Can Touré Neblett not see the incandescent irony of his statement? His show-ending rant on The Cycle today condemned the censorship of the shocking images of war. Railed Touré: "we're blocked from seeing so much of the cost of war, of the evil of war as if we are too sensitive or squeamish or unable to handle the graphic truth."
Touré focused on one particular photo, taken by photojournalist Kenneth Jarecke during the first Gulf War, deploring the fact that AP refused to publish it. Incredibly, Touré then proceeded to . . . censor the photo himself, declaring that it's "so graphic I can't show it to you now." Hello?
Seriously, is it possibly that Touré couldn't see the screaming inconsistency between his righteous rant and his own action?
TOURE NEBLETT: Another week, another video of a beheading by those media-savvy savages at ISIS. Another video the vast majority of us will never see. Our government and media shield us from being able to see anything more than a slide.
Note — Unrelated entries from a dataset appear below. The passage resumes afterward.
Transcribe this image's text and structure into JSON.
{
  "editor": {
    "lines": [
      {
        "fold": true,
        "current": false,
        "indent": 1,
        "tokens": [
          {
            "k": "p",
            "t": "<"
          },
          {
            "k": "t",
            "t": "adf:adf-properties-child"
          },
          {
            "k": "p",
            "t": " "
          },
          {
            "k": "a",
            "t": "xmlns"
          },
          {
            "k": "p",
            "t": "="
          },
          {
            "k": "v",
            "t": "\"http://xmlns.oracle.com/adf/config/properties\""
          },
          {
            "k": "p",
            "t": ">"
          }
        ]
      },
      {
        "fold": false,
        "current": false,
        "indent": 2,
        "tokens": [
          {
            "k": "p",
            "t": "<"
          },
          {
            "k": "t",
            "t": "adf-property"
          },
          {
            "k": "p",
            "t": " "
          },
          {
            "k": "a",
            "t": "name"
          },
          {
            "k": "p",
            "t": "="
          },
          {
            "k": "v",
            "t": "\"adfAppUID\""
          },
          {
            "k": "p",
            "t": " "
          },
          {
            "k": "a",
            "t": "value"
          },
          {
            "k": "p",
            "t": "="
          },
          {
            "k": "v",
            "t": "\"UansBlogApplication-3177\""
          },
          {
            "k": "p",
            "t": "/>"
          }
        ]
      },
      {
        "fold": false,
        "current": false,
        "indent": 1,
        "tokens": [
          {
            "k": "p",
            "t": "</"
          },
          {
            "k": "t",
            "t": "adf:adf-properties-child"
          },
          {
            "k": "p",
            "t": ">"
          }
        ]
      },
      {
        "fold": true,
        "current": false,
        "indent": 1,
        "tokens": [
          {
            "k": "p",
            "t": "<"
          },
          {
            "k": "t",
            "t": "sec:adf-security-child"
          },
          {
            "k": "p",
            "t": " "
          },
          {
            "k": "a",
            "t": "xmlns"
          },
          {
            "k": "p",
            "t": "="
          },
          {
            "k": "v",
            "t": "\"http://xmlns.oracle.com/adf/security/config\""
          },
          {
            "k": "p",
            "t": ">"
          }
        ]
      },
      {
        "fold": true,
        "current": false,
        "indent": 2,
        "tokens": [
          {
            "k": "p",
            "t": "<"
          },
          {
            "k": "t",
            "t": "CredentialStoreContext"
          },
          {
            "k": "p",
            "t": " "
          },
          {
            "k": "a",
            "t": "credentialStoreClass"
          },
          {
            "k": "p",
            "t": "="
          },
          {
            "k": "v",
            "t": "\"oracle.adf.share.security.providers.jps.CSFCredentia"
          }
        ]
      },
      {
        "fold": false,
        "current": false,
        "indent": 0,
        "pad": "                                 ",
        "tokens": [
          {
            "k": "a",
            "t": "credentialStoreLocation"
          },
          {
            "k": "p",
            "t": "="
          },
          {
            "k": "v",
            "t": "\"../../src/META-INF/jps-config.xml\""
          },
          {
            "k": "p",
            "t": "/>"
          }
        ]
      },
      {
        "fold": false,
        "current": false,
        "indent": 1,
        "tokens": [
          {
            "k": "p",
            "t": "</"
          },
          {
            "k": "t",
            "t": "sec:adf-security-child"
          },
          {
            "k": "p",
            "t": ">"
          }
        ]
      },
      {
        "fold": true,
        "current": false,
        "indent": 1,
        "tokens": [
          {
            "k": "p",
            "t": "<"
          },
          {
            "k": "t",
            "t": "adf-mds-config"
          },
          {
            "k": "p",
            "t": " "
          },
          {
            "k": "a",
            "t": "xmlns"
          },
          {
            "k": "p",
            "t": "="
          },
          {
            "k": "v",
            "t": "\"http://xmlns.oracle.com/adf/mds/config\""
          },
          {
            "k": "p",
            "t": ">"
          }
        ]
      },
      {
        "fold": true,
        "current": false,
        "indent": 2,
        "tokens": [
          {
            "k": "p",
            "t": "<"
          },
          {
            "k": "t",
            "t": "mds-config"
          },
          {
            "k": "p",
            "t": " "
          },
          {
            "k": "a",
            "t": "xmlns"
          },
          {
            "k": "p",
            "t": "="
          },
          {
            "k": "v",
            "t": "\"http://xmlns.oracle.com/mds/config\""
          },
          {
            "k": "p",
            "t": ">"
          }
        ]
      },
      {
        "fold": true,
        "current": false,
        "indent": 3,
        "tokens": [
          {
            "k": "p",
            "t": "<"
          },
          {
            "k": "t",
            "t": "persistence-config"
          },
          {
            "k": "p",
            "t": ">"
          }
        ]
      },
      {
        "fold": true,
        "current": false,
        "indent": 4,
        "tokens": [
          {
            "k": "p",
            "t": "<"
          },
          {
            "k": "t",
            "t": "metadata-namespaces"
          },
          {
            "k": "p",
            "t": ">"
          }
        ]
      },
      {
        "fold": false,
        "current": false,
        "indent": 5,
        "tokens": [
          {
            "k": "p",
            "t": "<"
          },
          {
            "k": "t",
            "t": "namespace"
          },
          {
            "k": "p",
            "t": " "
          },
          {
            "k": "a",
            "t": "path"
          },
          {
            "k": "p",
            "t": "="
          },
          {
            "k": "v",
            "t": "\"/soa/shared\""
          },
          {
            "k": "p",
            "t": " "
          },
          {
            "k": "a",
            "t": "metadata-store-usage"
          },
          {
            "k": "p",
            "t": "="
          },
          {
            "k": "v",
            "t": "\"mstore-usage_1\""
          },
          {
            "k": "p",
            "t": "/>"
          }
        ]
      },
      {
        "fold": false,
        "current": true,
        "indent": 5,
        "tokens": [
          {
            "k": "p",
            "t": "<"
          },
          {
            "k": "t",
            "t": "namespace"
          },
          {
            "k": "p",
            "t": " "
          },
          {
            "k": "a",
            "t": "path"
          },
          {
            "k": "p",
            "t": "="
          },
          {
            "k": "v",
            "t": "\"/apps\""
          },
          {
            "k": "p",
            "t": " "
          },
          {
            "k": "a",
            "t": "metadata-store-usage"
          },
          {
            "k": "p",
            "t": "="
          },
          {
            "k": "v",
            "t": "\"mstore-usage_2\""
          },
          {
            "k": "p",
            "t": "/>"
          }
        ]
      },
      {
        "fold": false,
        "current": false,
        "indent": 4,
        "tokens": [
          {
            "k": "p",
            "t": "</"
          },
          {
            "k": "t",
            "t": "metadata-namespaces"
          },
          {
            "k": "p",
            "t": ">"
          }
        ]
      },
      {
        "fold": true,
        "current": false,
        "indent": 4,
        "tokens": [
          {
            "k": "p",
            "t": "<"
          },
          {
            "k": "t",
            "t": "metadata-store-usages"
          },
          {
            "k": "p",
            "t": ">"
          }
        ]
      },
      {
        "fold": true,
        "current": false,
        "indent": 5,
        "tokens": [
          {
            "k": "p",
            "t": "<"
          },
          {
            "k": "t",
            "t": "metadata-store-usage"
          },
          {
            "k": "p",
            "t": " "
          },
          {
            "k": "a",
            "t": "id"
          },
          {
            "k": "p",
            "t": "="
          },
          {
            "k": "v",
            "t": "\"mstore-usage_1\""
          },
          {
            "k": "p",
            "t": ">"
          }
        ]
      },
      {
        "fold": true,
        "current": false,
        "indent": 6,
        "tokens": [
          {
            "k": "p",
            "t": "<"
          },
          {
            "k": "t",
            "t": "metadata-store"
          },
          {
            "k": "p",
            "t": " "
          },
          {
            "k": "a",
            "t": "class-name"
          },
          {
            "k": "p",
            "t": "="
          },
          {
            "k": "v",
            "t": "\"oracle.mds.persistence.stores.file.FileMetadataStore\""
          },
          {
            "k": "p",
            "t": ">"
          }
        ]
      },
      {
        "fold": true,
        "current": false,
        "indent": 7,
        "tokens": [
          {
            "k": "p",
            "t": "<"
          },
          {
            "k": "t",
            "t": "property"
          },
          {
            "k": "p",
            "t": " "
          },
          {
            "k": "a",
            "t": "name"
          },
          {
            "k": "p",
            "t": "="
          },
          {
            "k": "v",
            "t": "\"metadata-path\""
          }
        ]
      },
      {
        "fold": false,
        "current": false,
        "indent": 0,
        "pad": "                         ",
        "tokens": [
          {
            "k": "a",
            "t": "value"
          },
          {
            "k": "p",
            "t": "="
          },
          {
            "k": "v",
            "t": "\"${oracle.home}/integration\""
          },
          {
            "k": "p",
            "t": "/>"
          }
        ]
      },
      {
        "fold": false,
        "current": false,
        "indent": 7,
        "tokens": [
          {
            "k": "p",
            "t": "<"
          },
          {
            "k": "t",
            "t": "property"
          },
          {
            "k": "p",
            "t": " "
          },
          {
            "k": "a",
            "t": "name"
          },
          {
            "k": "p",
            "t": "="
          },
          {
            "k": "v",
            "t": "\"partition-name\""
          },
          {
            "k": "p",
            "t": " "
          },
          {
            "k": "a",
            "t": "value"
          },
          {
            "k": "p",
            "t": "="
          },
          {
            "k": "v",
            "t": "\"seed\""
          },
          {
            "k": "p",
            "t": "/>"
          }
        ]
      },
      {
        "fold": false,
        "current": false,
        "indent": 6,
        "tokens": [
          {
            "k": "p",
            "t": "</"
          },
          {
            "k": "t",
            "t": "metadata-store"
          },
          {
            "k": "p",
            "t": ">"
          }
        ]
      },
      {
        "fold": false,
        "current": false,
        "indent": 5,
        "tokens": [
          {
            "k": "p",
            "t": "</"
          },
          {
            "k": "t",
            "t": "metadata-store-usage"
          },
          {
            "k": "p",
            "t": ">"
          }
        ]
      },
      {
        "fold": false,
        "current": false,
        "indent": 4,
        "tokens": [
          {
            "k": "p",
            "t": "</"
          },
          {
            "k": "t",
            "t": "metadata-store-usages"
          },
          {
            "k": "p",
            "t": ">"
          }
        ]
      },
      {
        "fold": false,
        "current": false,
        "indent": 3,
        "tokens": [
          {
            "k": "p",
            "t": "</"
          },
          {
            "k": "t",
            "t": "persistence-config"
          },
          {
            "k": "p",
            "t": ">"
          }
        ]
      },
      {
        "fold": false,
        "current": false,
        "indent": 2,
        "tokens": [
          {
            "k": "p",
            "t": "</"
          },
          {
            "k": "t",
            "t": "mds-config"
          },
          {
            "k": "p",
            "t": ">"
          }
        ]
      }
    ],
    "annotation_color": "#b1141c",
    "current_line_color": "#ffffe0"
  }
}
Part of what's so shocking here is, we're not used to seeing horrific things happen to American bodies overseas. For the first several years of the Iraq war we weren't allowed to see flag-draped coffins, so it seemed like a war without American deaths. We're blocked from seeing too much of the cost of war, of the evil of war, as if we are too sensitive or too squeamish or just unable to handle the graphic truth. Part of what makes ISIS so barbaric is not simply the beheadings, but trying to force us to see them, forcing us to see how evil war can be, thus breaking the unstated modern contract that war should be conducted largely out of public view.
Our government seems to say let them see some of it but not the truly messy parts. We learned in Vietnam seeing too much erodes public support. So out of Iraq we get stories like that out of photo-journalist Kenneth Jarecke was in Iraq in 1991 during the first Gulf War who happened upon an Iraqi in a truck who had been burned beyond recognition, almost man frozen in the midst of dying. Ken said "if I don't make pictures like this, people like my mother will think what they see in war is what they see in movies." So he took a graphic photo, which he called Incinerated Iraqi.
You see a man almost frozen in the midst of dying, a man charred beyond belief. The AP did not transmit his photo, judging too much for even editors to see. The London Observer published it and later it ended up in a traveling museum exhibit of images from war. But it was one of many images that are kept from us. Incinerated Iraqi is so graphic I can't even show it to you now. . .
What's the impact of being shielded from seeing how grotesque war really is? It's easier to galvanize support for war when the people don't know how bad it is. Government censorship of war images, their sanitization of modern war, their ban on letting us see certain things, that only perpetuates government's ability to rally support for war. We don't truly know what it is we are supporting. Ken Jarecke said "how can you decide to have war if you are not truly informed? If we're big enough to fight a war, we should be big enough to look at it."